Two Bulgarian nationals have been sentenced in U.S. District Court in the District of Columbia for their roles as money launderers for a transnational criminal group based in Eastern Europe, announced Assistant Attorney General Lanny A. Breuer of the Criminal Division.
Ivaylo Vasilev Pletnyov, 39, of Svishtov, Bulgaria, was sentenced yesterday to four years in prison by U.S. District Court Judge Paul L. Friedman for conspiracy to commit money laundering. Pletnyov was also sentenced to three years of supervised release following his prison term and was ordered to pay $306,502 in restitution. Pletnyov pleaded guilty on Jan. 15, 2009.
Nikolay Georgiev Minchev, 45, of Sofia, Bulgaria, was sentenced yesterday to 30 months in prison for conspiracy to commit wire fraud. Minchev was also sentenced to three years of supervised release following his prison term and was ordered to pay $270,444 in restitution. Minchev pleaded guilty on Sept. 21, 2008.
According to court documents, from approximately July 2005 through May 2006, Pletnyov and Minchev participated in a scheme to post advertisements on eBay and other web sites, fraudulently offering expensive vehicles and boats for sale that they did not possess. When the U.S. victims expressed interest in the merchandise, they were contacted directly by an e-mail from a purported seller. The victims were then instructed to wire transfer payments through "eBay Secure Traders"—an entity which has no actual affiliation to eBay but was used as a ruse to persuade the victims that they were sending money into a secure escrow account pending delivery and inspection of their purchases. Instead, the victims’ funds were wired directly into bank accounts in Hungary, Slovakia, the Czech Republic and Greece that were controlled by Pletnyov, Minchev and their co-conspirators. According to court documents, in less than one year, the criminal conspiracy netted more than $1.2 million from U.S. victims.
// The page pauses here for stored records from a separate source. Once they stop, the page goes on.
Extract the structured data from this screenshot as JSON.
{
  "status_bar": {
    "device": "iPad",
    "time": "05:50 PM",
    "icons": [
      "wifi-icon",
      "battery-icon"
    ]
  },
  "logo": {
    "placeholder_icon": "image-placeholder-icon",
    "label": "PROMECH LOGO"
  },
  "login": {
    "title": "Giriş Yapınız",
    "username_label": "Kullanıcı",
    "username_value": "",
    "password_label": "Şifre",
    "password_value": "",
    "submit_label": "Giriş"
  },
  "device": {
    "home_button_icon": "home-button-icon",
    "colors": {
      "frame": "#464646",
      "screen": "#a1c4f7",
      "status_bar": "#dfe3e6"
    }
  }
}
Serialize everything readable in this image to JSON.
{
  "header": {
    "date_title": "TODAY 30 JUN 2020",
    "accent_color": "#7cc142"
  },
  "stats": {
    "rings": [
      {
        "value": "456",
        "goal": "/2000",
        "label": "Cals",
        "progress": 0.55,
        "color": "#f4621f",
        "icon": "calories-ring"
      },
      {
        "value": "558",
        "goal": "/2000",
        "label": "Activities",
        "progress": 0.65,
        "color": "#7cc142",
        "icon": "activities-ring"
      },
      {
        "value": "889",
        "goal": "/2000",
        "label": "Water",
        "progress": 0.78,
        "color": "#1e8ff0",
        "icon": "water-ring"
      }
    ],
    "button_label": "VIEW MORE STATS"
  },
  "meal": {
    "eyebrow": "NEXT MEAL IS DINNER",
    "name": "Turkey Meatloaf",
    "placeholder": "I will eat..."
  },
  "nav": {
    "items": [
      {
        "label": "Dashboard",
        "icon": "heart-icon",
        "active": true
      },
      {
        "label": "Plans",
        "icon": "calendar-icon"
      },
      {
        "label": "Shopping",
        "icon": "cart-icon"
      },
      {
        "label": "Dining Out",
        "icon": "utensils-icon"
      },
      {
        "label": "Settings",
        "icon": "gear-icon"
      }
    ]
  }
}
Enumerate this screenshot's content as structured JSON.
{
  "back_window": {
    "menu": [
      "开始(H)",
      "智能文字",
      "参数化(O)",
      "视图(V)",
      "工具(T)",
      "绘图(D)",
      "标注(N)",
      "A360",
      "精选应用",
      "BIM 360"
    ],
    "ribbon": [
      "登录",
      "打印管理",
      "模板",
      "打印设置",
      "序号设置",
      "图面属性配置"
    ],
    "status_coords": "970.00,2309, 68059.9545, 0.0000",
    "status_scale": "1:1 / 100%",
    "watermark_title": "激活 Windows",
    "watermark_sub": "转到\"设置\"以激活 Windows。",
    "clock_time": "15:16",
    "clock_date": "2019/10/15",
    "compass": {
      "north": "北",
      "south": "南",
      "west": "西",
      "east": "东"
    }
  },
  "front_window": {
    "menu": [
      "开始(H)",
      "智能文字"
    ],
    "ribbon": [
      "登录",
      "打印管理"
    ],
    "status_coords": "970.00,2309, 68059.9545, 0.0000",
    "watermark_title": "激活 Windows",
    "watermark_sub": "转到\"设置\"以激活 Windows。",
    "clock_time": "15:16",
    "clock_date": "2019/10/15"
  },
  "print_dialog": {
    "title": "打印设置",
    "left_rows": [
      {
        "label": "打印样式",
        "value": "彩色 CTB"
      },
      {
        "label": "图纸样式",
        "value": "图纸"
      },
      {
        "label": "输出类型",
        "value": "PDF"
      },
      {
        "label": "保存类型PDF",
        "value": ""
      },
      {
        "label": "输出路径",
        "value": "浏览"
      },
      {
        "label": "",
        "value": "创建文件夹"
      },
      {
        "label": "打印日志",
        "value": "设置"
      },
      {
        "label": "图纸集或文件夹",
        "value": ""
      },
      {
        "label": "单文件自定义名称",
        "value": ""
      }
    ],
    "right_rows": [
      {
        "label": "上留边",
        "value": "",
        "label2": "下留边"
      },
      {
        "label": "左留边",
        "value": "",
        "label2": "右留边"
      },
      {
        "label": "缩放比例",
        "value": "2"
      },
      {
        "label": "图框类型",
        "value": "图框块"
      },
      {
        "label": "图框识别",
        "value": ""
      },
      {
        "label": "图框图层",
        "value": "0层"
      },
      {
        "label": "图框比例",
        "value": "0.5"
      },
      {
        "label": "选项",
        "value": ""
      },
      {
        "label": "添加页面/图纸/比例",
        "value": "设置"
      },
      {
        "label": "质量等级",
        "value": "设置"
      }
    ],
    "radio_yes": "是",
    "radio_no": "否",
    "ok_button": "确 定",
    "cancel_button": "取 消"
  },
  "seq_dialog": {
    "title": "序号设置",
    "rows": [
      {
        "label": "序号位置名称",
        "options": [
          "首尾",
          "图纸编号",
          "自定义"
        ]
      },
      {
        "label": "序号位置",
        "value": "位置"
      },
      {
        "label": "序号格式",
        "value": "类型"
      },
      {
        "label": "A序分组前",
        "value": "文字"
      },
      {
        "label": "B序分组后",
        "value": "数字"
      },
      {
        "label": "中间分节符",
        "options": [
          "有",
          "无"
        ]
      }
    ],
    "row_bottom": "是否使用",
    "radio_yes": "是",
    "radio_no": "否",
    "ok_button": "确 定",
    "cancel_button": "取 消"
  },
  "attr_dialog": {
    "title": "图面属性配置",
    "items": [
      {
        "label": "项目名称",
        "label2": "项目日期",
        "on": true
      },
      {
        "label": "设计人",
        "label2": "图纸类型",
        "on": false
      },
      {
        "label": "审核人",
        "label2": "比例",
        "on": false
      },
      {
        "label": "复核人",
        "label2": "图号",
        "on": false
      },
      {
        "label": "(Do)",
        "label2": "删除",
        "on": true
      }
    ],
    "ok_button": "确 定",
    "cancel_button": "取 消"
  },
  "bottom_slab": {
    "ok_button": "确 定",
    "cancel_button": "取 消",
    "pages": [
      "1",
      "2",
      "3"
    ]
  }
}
Pletnyov and Minchev were originally charged on Jan. 9, 2008, along with four additional defendants: Roman Teodor, Georgi Vasilev Pletnyov, Georgi Boychev Georgiev and Antoaneta Angelova Getova. The United States continues to work with foreign counterparts in Romania and Poland regarding the remaining defendants. An indictment is merely an accusation and the defendants are presumed innocent until and unless proven guilty at trial beyond a reasonable doubt.
This investigation was conducted by the FBI – Hungarian National Bureau of Investigation (HNBI) Organized Crime Task Force located in Budapest, Hungary (Budapest Task Force). The Budapest Task Force was established by the FBI in April 2000 in an effort to address the increasing threat of Eurasian organized crime groups to the United States. Its objective was to develop cooperation with law enforcement in Central/Eastern Europe, and to identify transnational cases with a nexus to the United States.
The case is being prosecuted by Trial Attorney Lisa Page of the Criminal Division’s Organized Crime and Racketeering Section. The Criminal Division’s Office of International Affairs provided significant assistance on this case.